- Plumbing and automotive fittings that serve as connectors for various components
- High-precision engine parts, such as cylinder blocks and heads, for the automotive industry.
- Healthcare and medical devices, such as implants and surgical instruments, include casing and housings for medical gadgets.
How Do You Choose Between CNC Turning and Milling?
We have already established that both machining operations suit vast industrial applications. However, we also discussed that they yield different structures and shapes. Therefore, you must understand when to use either turning or milling for your project.
Geometric Shape and Complexity
The shape and geometry of the part you fabricate are the first things to consider. We have reiterated in this article that CNC turning is for creating rounded structures and parts. On the other hand, milling is a more versatile process for creating intricate designs, whether flat, irregular, or multi-dimensional.
Surface Finish Requirements
Before deciding on the proper machining method between CNC turning vs milling, factor in the surface finishing specification, especially if either process suits your intended fabrication. Turning is the best choice if the fabrication calls for a smooth finish or a round surface. However, milling operations are appropriate if the specification requires detailing with a textured finish, especially for flat or irregular surfaces.
Different Features and Detailing
Sometimes, a project may require combining CNC turning and milling services to meet all requirements. For instance, manufacturing a cylindrical component with some intricate features and unconventional detailing requires milling after creating the base cylindrical shape. The example above showcases the use of the CNC milling process after turning. However, some projects may require milling before turning.
Therefore, a good way to do this is to use an integrated CNC device for mill-turn machining when working on this project. CNC milling-turning centers are sophisticated machines capable of milling and turning operations into a single machine.
However, they are significantly more expensive than acquiring a single CNC milling or turning machine. Therefore, when unsure of the best machining service for your project, don’t hesitate to contact an expert for guidance.
XinCheng is Your Expert for CNC Turning and CNC Milling Services
Understanding the specific machining service is critical for the success of your project. You must partner with an expert service provider to guarantee a better result. XinCheng offers one-stop and professional CNC turning and CNC milling services. We are reliable partners to meet all your machining requirements. We guarantee quality production at competitive pricing, regardless of strict tolerance and precision specifications. Just contact us and get a free quote!

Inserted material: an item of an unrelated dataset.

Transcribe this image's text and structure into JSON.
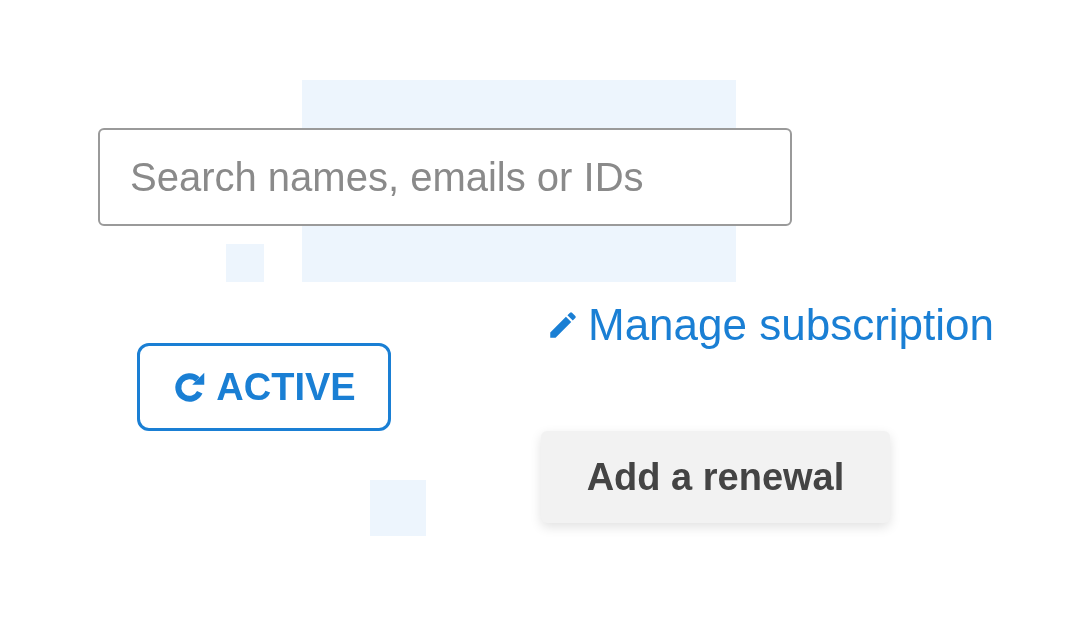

While there is significant overlap between mill-turn machining operations, we already established that they are two different processes. CNC turning yields rounded products, usually in conical or cylindrical forms, while milling creates shapes of all forms. However, even though they are different, some fabrication may require integrating both techniques.
Which is better: a CNC lathe or a CNC mill?
A CNC lathe is typically used for CNC turning operations. Therefore, CNC lathes create rounded components – cylindrical and conical. On the other hand, CNC milling machines are used for milling services, creating flat, regular, irregular, and complex shapes. That said, the two devices serve different purposes, and the better choice depends on your manufacturing needs. However, milling centers have a more extensive versatility.
What is the difference between mill-turn and turn-mill?
There’s no difference between mill-turn and turn-mill CNC machines. The phrase refers to a hybrid CNC machine that combines the operations of turning and milling centers into a single device. That said, whether it is called a mill-turn or turn-mill CNC machine depends on the location or specific machine model.
What is the difference between CNC milling and cutting?
CNC milling is a machining operation involving rotating cutting tools and chipping pieces off a workpiece. However, cutting is a more extensive term that includes various machining and subtractive manufacturing processes. Therefore, cutting is a superset, with CNC milling being a subset of cutting.